Page and application data records —
"""
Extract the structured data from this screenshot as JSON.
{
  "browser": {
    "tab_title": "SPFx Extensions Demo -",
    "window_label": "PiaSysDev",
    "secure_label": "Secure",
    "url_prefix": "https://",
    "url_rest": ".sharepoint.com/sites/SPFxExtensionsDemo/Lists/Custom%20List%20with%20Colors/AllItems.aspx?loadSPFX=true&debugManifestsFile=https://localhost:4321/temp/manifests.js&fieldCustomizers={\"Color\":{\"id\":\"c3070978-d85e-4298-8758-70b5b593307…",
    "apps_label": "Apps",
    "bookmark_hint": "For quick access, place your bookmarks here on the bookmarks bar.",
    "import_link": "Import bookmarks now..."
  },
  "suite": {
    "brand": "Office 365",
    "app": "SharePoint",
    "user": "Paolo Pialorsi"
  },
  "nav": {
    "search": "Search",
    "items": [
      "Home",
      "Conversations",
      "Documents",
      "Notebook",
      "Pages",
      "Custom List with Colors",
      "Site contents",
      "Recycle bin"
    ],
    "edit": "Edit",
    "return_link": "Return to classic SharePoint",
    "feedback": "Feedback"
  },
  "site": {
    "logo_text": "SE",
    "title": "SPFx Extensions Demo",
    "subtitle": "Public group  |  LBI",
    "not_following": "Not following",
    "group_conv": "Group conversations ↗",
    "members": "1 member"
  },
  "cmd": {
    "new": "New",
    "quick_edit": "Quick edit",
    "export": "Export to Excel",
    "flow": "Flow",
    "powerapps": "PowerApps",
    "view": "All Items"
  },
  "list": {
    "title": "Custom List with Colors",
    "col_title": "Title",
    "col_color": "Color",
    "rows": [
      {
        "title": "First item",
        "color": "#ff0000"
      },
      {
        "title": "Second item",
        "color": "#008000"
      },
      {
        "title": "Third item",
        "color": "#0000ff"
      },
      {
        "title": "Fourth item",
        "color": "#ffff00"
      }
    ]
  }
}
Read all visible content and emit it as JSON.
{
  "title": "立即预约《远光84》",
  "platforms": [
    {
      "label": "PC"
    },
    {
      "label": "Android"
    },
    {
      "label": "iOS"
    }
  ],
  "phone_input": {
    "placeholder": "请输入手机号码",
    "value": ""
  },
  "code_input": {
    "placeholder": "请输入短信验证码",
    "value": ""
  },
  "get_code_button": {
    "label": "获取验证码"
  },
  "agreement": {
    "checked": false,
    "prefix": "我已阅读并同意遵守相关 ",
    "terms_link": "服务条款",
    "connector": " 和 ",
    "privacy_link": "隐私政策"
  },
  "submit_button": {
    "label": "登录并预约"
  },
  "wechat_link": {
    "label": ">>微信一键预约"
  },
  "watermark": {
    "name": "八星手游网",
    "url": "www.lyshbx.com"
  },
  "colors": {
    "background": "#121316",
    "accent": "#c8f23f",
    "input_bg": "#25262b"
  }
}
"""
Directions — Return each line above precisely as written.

Solution for this exercise —
Extract the structured data from this screenshot as JSON.
{
  "browser": {
    "tab_title": "SPFx Extensions Demo -",
    "window_label": "PiaSysDev",
    "secure_label": "Secure",
    "url_prefix": "https://",
    "url_rest": ".sharepoint.com/sites/SPFxExtensionsDemo/Lists/Custom%20List%20with%20Colors/AllItems.aspx?loadSPFX=true&debugManifestsFile=https://localhost:4321/temp/manifests.js&fieldCustomizers={\"Color\":{\"id\":\"c3070978-d85e-4298-8758-70b5b593307…",
    "apps_label": "Apps",
    "bookmark_hint": "For quick access, place your bookmarks here on the bookmarks bar.",
    "import_link": "Import bookmarks now..."
  },
  "suite": {
    "brand": "Office 365",
    "app": "SharePoint",
    "user": "Paolo Pialorsi"
  },
  "nav": {
    "search": "Search",
    "items": [
      "Home",
      "Conversations",
      "Documents",
      "Notebook",
      "Pages",
      "Custom List with Colors",
      "Site contents",
      "Recycle bin"
    ],
    "edit": "Edit",
    "return_link": "Return to classic SharePoint",
    "feedback": "Feedback"
  },
  "site": {
    "logo_text": "SE",
    "title": "SPFx Extensions Demo",
    "subtitle": "Public group  |  LBI",
    "not_following": "Not following",
    "group_conv": "Group conversations ↗",
    "members": "1 member"
  },
  "cmd": {
    "new": "New",
    "quick_edit": "Quick edit",
    "export": "Export to Excel",
    "flow": "Flow",
    "powerapps": "PowerApps",
    "view": "All Items"
  },
  "list": {
    "title": "Custom List with Colors",
    "col_title": "Title",
    "col_color": "Color",
    "rows": [
      {
        "title": "First item",
        "color": "#ff0000"
      },
      {
        "title": "Second item",
        "color": "#008000"
      },
      {
        "title": "Third item",
        "color": "#0000ff"
      },
      {
        "title": "Fourth item",
        "color": "#ffff00"
      }
    ]
  }
}
Read all visible content and emit it as JSON.
{
  "title": "立即预约《远光84》",
  "platforms": [
    {
      "label": "PC"
    },
    {
      "label": "Android"
    },
    {
      "label": "iOS"
    }
  ],
  "phone_input": {
    "placeholder": "请输入手机号码",
    "value": ""
  },
  "code_input": {
    "placeholder": "请输入短信验证码",
    "value": ""
  },
  "get_code_button": {
    "label": "获取验证码"
  },
  "agreement": {
    "checked": false,
    "prefix": "我已阅读并同意遵守相关 ",
    "terms_link": "服务条款",
    "connector": " 和 ",
    "privacy_link": "隐私政策"
  },
  "submit_button": {
    "label": "登录并预约"
  },
  "wechat_link": {
    "label": ">>微信一键预约"
  },
  "watermark": {
    "name": "八星手游网",
    "url": "www.lyshbx.com"
  },
  "colors": {
    "background": "#121316",
    "accent": "#c8f23f",
    "input_bg": "#25262b"
  }
}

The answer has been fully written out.